Estimates differ, but it is believed that 25-40% of these adverse events relate to communication and handovers. Several explanations can be offered. For instance, one critical aspect of patient care is continuity of care, but with multiple provider involvement, (from referral to a hospital by a primary care specialist to discharge from the hospital and all caregivers in between), continuity is not a given. Any incomplete handover can lead to adverse events for patients, which may ultimately lead to either life threatening situations during treatment/surgery or prolonging treatment and/or re-hospitalizations after the patient is discharged. When handovers within a clinical setting and between colleagues are already hard to manage,  handovers from primary care to secondary/tertiary care or vice versa may be even more so. Additionally, vulnerable groups such as the elderly, the very young and high-risk patients with multiple co-morbidities run an ever greater risk.

Secondly, care teams are fragmented due to resident work hour regulations and care providers working part-time.

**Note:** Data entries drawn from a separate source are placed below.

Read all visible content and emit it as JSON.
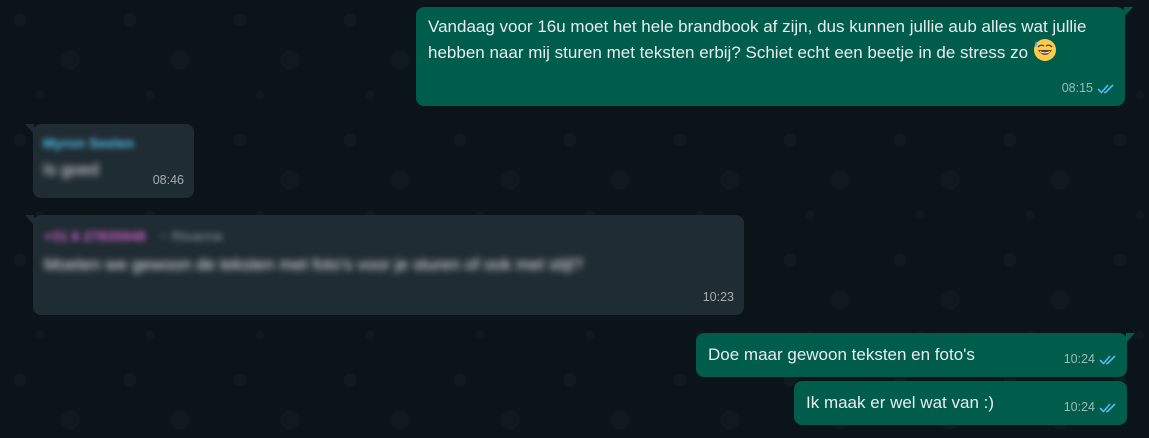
{
  "colors": {
    "background": "#0b141a",
    "outgoing_bubble": "#005c4b",
    "incoming_bubble": "#202c33",
    "text": "#e9edef",
    "read_ticks": "#53bdeb",
    "sender_blue": "#53bdeb",
    "sender_pink": "#c95ec4"
  },
  "messages": [
    {
      "direction": "outgoing",
      "text": "Vandaag voor 16u moet het hele brandbook af zijn, dus kunnen jullie aub alles wat jullie hebben naar mij sturen met teksten erbij? Schiet echt een beetje in de stress zo",
      "emoji": "grinning-face-with-sweat",
      "time": "08:15",
      "status_icon": "double-check-read-icon"
    },
    {
      "direction": "incoming",
      "sender": "Myron Seelen",
      "text": "Is goed",
      "time": "08:46"
    },
    {
      "direction": "incoming",
      "sender": "+31 6 27835948",
      "sender_subtitle": "~ Rixanne",
      "text": "Moeten we gewoon de teksten met foto's voor je sturen of ook met stijl?",
      "time": "10:23"
    },
    {
      "direction": "outgoing",
      "text": "Doe maar gewoon teksten en foto's",
      "time": "10:24",
      "status_icon": "double-check-read-icon"
    },
    {
      "direction": "outgoing",
      "text": "Ik maak er wel wat van :)",
      "time": "10:24",
      "status_icon": "double-check-read-icon"
    }
  ]
}
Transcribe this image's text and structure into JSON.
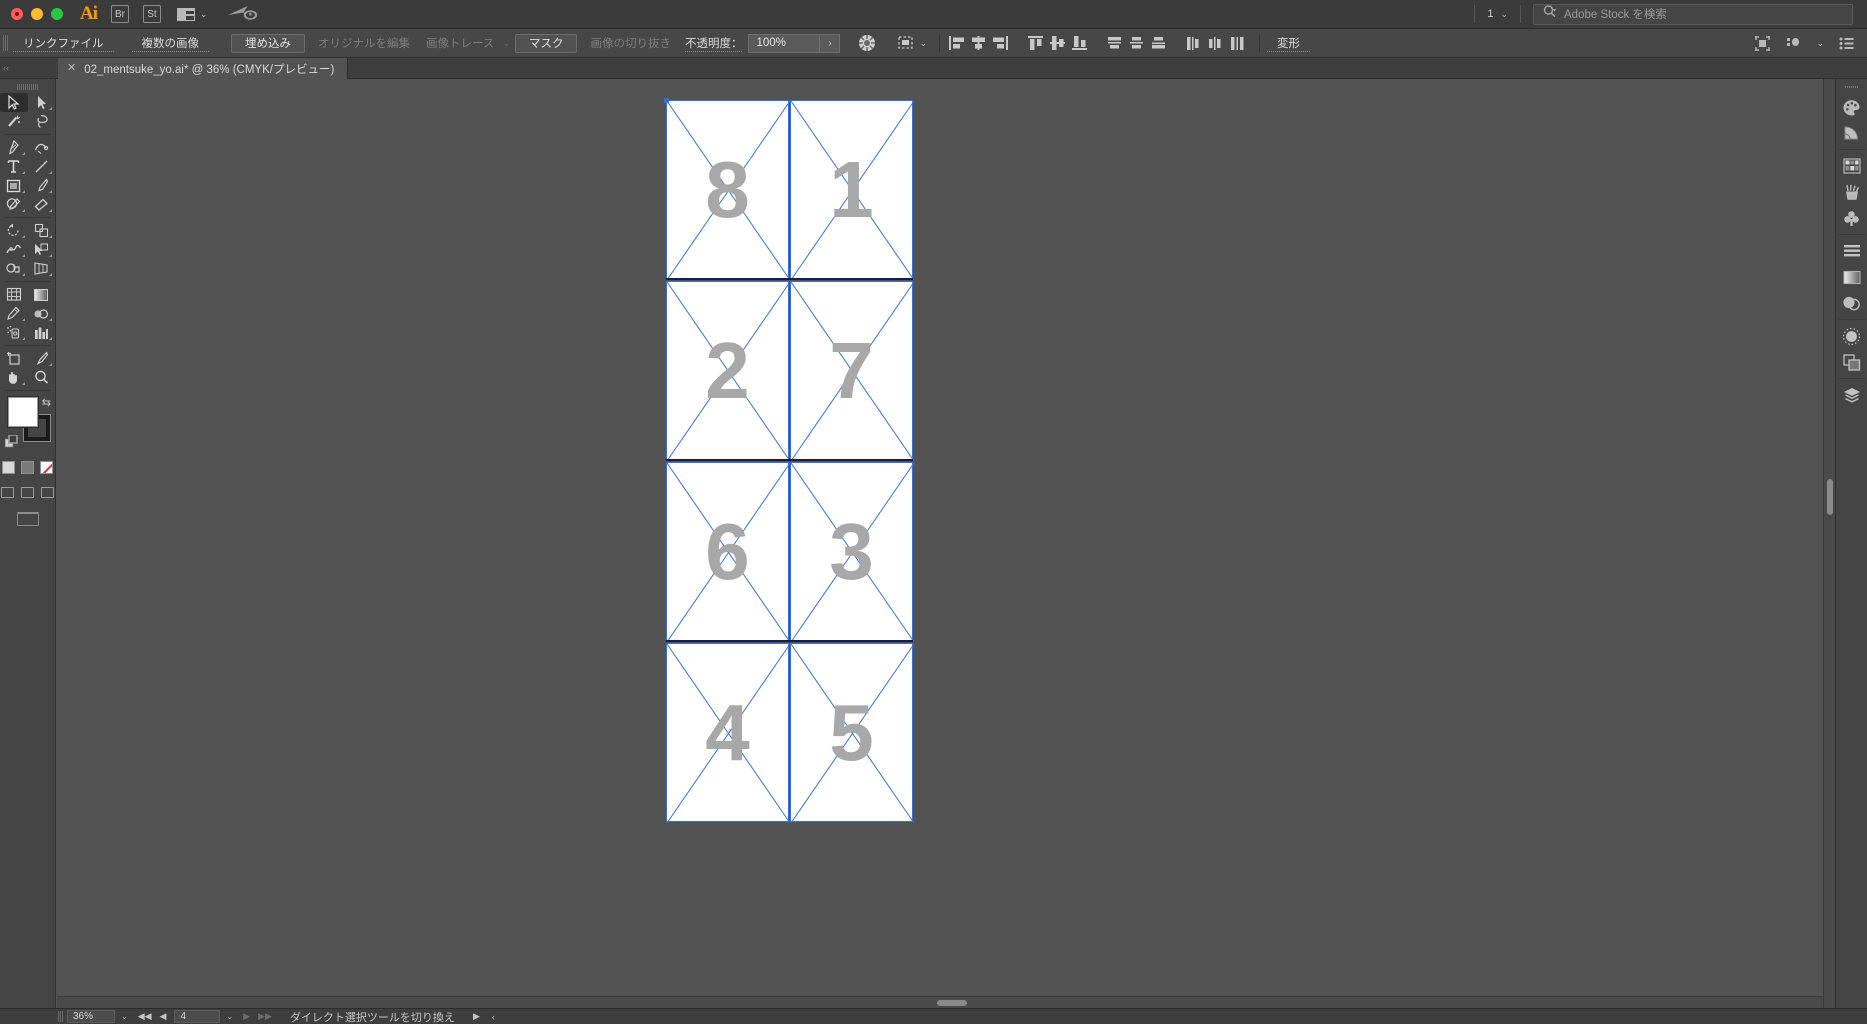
{
  "titlebar": {
    "app_name": "Ai",
    "bridge_label": "Br",
    "stock_label": "St",
    "doc_count": "1",
    "search_placeholder": "Adobe Stock を検索",
    "icons": {
      "arrange": "arrange-documents-icon",
      "cloud": "cloud-sync-icon",
      "search": "search-icon",
      "chevron": "chevron-down-icon"
    }
  },
  "controlbar": {
    "link_file_label": "リンクファイル",
    "multiple_images_label": "複数の画像",
    "embed_button": "埋め込み",
    "edit_original_button": "オリジナルを編集",
    "image_trace_button": "画像トレース",
    "mask_button": "マスク",
    "crop_image_button": "画像の切り抜き",
    "opacity_label": "不透明度：",
    "opacity_value": "100%",
    "transform_label": "変形",
    "align_icons": [
      "align-left-icon",
      "align-horizontal-center-icon",
      "align-right-icon",
      "align-top-icon",
      "align-vertical-center-icon",
      "align-bottom-icon",
      "distribute-top-icon",
      "distribute-vertical-center-icon",
      "distribute-bottom-icon",
      "distribute-left-icon",
      "distribute-horizontal-center-icon",
      "distribute-right-icon"
    ],
    "right_icons": [
      "align-to-selection-icon",
      "arrange-object-icon",
      "document-setup-icon"
    ]
  },
  "tabbar": {
    "document_title": "02_mentsuke_yo.ai* @ 36% (CMYK/プレビュー)",
    "close_glyph": "✕"
  },
  "toolbar": {
    "tools": [
      {
        "name": "selection-tool",
        "selected": true
      },
      {
        "name": "direct-selection-tool",
        "selected": false
      },
      {
        "name": "magic-wand-tool",
        "selected": false
      },
      {
        "name": "lasso-tool",
        "selected": false
      },
      {
        "name": "pen-tool",
        "selected": false
      },
      {
        "name": "curvature-tool",
        "selected": false
      },
      {
        "name": "type-tool",
        "selected": false
      },
      {
        "name": "line-segment-tool",
        "selected": false
      },
      {
        "name": "rectangle-tool",
        "selected": false
      },
      {
        "name": "paintbrush-tool",
        "selected": false
      },
      {
        "name": "shaper-tool",
        "selected": false
      },
      {
        "name": "eraser-tool",
        "selected": false
      },
      {
        "name": "rotate-tool",
        "selected": false
      },
      {
        "name": "scale-tool",
        "selected": false
      },
      {
        "name": "width-tool",
        "selected": false
      },
      {
        "name": "free-transform-tool",
        "selected": false
      },
      {
        "name": "shape-builder-tool",
        "selected": false
      },
      {
        "name": "perspective-grid-tool",
        "selected": false
      },
      {
        "name": "mesh-tool",
        "selected": false
      },
      {
        "name": "gradient-tool",
        "selected": false
      },
      {
        "name": "eyedropper-tool",
        "selected": false
      },
      {
        "name": "blend-tool",
        "selected": false
      },
      {
        "name": "symbol-sprayer-tool",
        "selected": false
      },
      {
        "name": "column-graph-tool",
        "selected": false
      },
      {
        "name": "artboard-tool",
        "selected": false
      },
      {
        "name": "slice-tool",
        "selected": false
      },
      {
        "name": "hand-tool",
        "selected": false
      },
      {
        "name": "zoom-tool",
        "selected": false
      }
    ],
    "fill_color": "#ffffff",
    "stroke_color": "#1a1a1a",
    "swatch_names": [
      "fill-swatch",
      "stroke-swatch",
      "swap-fill-stroke-icon",
      "default-fill-stroke-icon"
    ],
    "mode_buttons": [
      "color-mode-button",
      "gradient-mode-button",
      "none-mode-button"
    ],
    "screen_buttons": [
      "change-screen-mode-button",
      "presentation-mode-button"
    ]
  },
  "rightpanel": {
    "icons": [
      "color-palette-icon",
      "color-guide-icon",
      "swatches-icon",
      "brushes-icon",
      "symbols-icon",
      "align-panel-icon",
      "gradient-icon",
      "transparency-icon",
      "appearance-icon",
      "artboards-icon",
      "layers-icon"
    ]
  },
  "artwork": {
    "accent_color": "#3a6fd8",
    "number_color": "#a8a8a8",
    "panels": [
      {
        "label": "8",
        "col": 0,
        "row": 0
      },
      {
        "label": "1",
        "col": 1,
        "row": 0
      },
      {
        "label": "2",
        "col": 0,
        "row": 1
      },
      {
        "label": "7",
        "col": 1,
        "row": 1
      },
      {
        "label": "6",
        "col": 0,
        "row": 2
      },
      {
        "label": "3",
        "col": 1,
        "row": 2
      },
      {
        "label": "4",
        "col": 0,
        "row": 3
      },
      {
        "label": "5",
        "col": 1,
        "row": 3
      }
    ]
  },
  "statusbar": {
    "zoom_value": "36%",
    "page_value": "4",
    "message": "ダイレクト選択ツールを切り換え",
    "nav_first": "◀◀",
    "nav_prev": "◀",
    "nav_next": "▶",
    "nav_last": "▶▶",
    "expand_glyph": "▶",
    "collapse_glyph": "‹"
  }
}
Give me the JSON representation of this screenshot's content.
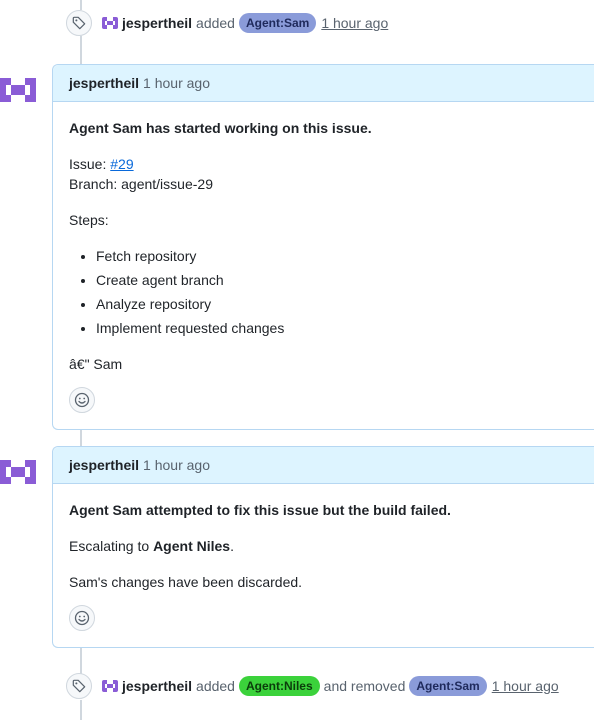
{
  "colors": {
    "agent_sam_label_bg": "#8a9bd9",
    "agent_sam_label_fg": "#1f2a5c",
    "agent_niles_label_bg": "#3bd23b",
    "agent_niles_label_fg": "#0b3d0b",
    "avatar_purple": "#8a5cd6",
    "header_bg": "#ddf4ff",
    "link": "#0969da"
  },
  "event1": {
    "icon": "tag-icon",
    "actor": "jespertheil",
    "verb": "added",
    "label": "Agent:Sam",
    "time": "1 hour ago"
  },
  "comment1": {
    "author": "jespertheil",
    "time": "1 hour ago",
    "title": "Agent Sam has started working on this issue.",
    "issue_prefix": "Issue:",
    "issue_link": "#29",
    "branch": "Branch: agent/issue-29",
    "steps_title": "Steps:",
    "steps": [
      "Fetch repository",
      "Create agent branch",
      "Analyze repository",
      "Implement requested changes"
    ],
    "signature": "â€\" Sam",
    "reaction_icon": "smiley-icon"
  },
  "comment2": {
    "author": "jespertheil",
    "time": "1 hour ago",
    "title": "Agent Sam attempted to fix this issue but the build failed.",
    "escalate_prefix": "Escalating to",
    "escalate_target": "Agent Niles",
    "escalate_suffix": ".",
    "discarded": "Sam's changes have been discarded.",
    "reaction_icon": "smiley-icon"
  },
  "event2": {
    "icon": "tag-icon",
    "actor": "jespertheil",
    "verb": "added",
    "added_label": "Agent:Niles",
    "middle": "and removed",
    "removed_label": "Agent:Sam",
    "time": "1 hour ago"
  }
}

As patients, especially those with chronic medical issues, enter the inpatient realm of care (i.e., inside the hospital in contrast to outpatient / outside the hospital), they are often bewildered at the rapidity with which care is instituted. They are disoriented by the lack of a familiar decision-making guide; their primary care physicians. These abrupt shifts in care delivery are compounded by the fact that these patients often have complex co-morbidities and sometimes low health literacy, making them exceedingly vulnerable to the fast-paced transitions in care.

Creating an effective model of communication between inpatient and primary care physicians during times of patient transition, can positively influence a number of domains, including the assurance of patient safety, a patient-centered focus of healthcare delivery, and allocation and use of healthcare re-sources. Although recent literature suggests that primary care physicians are currently not satisfied with communication at transition points between ambulatory and inpatient care settings and that such communications are fraught with content omissions and not performed in a timely fashion, no work to date has outlined a content-driven strategy for improving and standardizing communication during these transitions.

Lastly, handovers are numerous. They take as many forms as there are handover scenarios. In guiding our assumption that there is a need for standardized basic elements in handover processes, we need to identify what aspects of handovers require local and/or institutional flexibility. Handovers vary throughout Europe and need to take into account factors such as medical and nursing staff involved, availability of recourses and tools used in communication, as well as cultural differences. However, the idea of developing a single approach for all handovers is not feasible due to the diversity and complexity of health-care. HANDOVER will therefore aim at providing standardized basic elements for efficient communication that can be tailored to meet individual, institutional and/or regional requirements.